The term "Project Fear" has been used in British politics, notably before, during and after the "2016 UK referendum on EU membership by those campaigning to leave the "European Union. It denotes the alleged "scaremongering and "pessimism employed by those in favour of remaining in the EU. The phrase was coined by Rob Shorthouse, who was the ""Better Together" campaign's director of communications during the "Scottish independence referendum, and was later used by 'remain' supporters in the buildup to the ""Britain Stronger In Europe" campaign during the "EU membership referendum campaign.   
In a famous "Oxford Union debate, "Eurosceptic Labour MP "Peter Shore referred to the use of fear as a campaigning tactic by the "Yes" side in the "UK's European Communities referendum of 1975.
On 23 June 2013, in an article marking the campaign's first anniversary, the "Sunday Herald claimed that "Privately, some inside "Better Together even refer to the organisation as Project Fear". The name "Project Fear" subsequently appeared in other news outlets and was co-opted by pro-independence campaigners. The following line of the Sunday Herald's article said that ""[Blair] McDougall is unrepentant about the tactics", but on the following day's edition of "Scotland Tonight McDougall denied ever hearing anyone use the term "Project Fear".

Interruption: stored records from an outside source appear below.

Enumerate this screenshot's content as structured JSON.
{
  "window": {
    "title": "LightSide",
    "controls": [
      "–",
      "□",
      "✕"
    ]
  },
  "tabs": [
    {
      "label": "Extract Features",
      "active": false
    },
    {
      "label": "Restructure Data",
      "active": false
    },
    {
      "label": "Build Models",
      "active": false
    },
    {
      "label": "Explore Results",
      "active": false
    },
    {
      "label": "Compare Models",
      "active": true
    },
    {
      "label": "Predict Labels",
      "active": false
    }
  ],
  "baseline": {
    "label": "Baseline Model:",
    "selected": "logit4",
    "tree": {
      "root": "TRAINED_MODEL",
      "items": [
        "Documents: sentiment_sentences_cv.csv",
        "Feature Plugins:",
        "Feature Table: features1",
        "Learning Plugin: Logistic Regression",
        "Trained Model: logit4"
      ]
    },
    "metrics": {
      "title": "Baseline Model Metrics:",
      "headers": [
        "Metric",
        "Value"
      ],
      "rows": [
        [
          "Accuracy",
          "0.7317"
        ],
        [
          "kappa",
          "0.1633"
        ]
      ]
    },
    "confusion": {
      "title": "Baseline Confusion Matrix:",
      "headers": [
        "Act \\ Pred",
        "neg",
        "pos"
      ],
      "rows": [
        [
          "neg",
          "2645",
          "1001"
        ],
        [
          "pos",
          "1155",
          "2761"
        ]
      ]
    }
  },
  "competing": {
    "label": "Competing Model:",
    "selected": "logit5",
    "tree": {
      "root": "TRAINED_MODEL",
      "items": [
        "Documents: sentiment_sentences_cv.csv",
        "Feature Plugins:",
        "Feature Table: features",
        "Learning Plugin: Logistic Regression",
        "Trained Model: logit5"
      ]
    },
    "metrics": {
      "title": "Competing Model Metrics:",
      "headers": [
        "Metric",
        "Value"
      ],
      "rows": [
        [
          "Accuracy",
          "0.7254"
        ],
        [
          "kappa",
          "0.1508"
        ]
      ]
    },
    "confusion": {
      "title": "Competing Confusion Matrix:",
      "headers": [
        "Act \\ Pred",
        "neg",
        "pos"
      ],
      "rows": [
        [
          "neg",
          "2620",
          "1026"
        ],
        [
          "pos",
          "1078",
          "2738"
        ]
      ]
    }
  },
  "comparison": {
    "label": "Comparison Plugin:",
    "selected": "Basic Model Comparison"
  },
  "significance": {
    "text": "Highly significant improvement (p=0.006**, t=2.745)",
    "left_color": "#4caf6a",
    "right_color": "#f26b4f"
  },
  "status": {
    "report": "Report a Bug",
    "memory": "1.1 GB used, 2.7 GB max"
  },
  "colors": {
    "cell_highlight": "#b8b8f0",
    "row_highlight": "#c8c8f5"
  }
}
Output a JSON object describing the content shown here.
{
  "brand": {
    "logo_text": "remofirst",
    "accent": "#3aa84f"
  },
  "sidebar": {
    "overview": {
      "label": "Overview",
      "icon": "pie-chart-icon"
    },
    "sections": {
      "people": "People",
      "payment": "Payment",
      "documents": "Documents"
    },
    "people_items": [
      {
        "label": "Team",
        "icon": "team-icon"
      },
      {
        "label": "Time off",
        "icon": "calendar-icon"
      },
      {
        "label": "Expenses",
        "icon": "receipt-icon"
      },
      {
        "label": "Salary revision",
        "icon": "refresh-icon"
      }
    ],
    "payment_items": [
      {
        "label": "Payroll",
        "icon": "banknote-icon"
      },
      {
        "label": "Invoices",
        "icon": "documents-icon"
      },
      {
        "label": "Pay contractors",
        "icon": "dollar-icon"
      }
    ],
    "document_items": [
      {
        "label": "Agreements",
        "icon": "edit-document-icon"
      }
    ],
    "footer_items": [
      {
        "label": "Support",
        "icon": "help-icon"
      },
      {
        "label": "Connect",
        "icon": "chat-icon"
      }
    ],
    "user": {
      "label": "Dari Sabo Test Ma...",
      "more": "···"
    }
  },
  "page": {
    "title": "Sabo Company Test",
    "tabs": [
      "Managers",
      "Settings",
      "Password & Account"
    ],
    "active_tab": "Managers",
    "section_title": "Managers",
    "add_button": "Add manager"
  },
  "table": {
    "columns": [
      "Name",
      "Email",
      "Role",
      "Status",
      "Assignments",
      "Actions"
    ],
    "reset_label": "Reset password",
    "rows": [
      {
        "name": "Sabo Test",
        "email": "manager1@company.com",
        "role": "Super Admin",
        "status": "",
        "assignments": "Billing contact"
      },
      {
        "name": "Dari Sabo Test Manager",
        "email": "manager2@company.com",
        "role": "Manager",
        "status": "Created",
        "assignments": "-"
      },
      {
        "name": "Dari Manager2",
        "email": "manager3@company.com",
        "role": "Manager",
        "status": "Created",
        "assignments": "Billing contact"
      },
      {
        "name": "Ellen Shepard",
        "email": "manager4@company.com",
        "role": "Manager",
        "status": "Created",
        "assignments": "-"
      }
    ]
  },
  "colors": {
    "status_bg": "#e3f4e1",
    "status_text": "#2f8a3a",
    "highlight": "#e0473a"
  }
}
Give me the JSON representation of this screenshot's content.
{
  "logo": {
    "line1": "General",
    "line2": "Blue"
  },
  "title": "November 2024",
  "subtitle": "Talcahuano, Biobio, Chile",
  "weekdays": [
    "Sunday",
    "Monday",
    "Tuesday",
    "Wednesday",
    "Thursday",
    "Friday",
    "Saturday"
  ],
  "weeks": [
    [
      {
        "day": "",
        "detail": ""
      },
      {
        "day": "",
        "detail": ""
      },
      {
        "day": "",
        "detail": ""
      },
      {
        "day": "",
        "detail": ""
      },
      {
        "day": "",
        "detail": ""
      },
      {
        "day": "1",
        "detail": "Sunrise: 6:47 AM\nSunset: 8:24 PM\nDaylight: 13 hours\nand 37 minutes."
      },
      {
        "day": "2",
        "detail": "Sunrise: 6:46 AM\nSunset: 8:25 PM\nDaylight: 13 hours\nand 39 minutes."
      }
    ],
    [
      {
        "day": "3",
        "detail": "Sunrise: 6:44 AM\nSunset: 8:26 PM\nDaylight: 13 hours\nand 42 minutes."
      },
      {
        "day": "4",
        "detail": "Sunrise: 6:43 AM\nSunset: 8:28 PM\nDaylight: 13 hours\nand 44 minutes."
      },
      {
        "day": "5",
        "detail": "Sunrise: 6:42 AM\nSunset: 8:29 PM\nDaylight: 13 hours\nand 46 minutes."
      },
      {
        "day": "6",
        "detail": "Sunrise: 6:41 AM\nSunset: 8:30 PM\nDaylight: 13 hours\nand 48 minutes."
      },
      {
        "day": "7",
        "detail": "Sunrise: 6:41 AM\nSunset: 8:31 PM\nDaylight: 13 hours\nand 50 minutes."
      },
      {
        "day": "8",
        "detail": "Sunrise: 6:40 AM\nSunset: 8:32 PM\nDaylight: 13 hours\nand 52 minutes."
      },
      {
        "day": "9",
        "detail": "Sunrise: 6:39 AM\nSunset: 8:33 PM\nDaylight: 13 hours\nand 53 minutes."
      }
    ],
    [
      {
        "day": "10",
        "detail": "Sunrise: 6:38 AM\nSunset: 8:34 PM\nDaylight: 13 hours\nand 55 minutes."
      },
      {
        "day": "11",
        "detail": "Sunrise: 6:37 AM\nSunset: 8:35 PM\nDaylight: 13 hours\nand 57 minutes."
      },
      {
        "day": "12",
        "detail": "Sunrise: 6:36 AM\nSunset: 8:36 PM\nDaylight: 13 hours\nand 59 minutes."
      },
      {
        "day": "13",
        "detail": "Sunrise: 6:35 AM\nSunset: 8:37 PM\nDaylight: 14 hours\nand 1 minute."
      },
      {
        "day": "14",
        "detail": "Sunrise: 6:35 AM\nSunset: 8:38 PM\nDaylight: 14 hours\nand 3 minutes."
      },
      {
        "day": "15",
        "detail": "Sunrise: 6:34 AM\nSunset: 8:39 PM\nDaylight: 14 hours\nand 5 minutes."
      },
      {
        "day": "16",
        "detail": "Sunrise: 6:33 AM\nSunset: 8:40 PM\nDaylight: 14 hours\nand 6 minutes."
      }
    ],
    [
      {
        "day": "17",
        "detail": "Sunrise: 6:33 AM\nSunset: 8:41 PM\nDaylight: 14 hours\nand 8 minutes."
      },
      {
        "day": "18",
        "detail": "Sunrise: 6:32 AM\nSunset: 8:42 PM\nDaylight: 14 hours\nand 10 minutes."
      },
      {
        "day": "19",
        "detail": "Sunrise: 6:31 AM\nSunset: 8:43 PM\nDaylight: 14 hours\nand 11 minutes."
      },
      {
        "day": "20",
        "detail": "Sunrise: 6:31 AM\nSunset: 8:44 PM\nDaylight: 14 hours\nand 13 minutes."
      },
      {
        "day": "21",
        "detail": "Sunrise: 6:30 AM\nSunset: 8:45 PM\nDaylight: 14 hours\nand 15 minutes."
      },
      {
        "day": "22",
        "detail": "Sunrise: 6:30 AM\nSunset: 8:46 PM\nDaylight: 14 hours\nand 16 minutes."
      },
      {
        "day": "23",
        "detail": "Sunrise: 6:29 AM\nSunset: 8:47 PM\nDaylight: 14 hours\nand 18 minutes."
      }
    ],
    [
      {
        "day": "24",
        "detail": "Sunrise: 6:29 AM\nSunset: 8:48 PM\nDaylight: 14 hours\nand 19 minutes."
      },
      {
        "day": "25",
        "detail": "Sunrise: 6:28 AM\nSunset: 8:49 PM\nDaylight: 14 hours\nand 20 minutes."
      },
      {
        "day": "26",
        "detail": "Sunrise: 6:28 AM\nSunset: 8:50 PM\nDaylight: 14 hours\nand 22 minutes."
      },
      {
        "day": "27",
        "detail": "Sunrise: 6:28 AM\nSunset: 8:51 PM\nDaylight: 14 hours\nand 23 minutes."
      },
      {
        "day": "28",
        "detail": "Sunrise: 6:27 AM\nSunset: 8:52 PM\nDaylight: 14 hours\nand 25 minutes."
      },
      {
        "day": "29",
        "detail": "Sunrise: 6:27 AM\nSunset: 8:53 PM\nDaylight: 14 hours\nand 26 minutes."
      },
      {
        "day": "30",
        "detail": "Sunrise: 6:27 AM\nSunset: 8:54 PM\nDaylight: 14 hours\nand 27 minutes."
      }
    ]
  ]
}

The former "Mayor of London and key figurehead of the Leave campaign "Boris Johnson argued that the "pro-EU campaign in the "2016 EU referendum campaign was guilty of "scaremongering, saying that "the agents of Project Fear" were trying to "spook" the British public into voting against "British withdrawal from the EU, adding that "I am ever more convinced that the real risk is to sit back and do nothing, to remain inertly and complacently in an unreformed EU that is hell-bent on a federal project over which we have no control." The phrase was quickly picked up by the "British media, who in September 2016 reported that ignoring the scaremongering had rewarded those with the insight to ignore the pessimism perpetuated by 'Project Fear' proponents after the "FTSE250 broke all records in the months following the referendum to leave the EU.
The phrase was also used by those who were in favour of Britain remaining within the European Union, Labour Shadow Chancellor "John McDonnell said that "The EU referendum is about our future relationship with Europe, not who is the next leader of the Tory Party ... the Labour leadership will not go anywhere near the Tories' 'project fear' campaign on both sides of the debate. But instead we will continue to set out the positive case to 'Remain and Reform' the EU to create 'Another Europe' ... Another Europe is not just possible but urgently and vitally needed, which is why we must reject the offer of a Tory Brexit.".
However, others have opposed the label. "Alistair Darling says that "Project Fear? In fact, it is a reality check. The kind anyone would take before making such an enormous decision in their lives. So when Iain Duncan Smith claimed if we stay in the EU terrorists would find it easier to get into the UK, we are right to call him out." David Cameron rejected any allegations of fear-mongering, saying that "The only project I'm interested in is Project Fact. Project Fact is about saying: 'Stay in and you know what you'll get.'"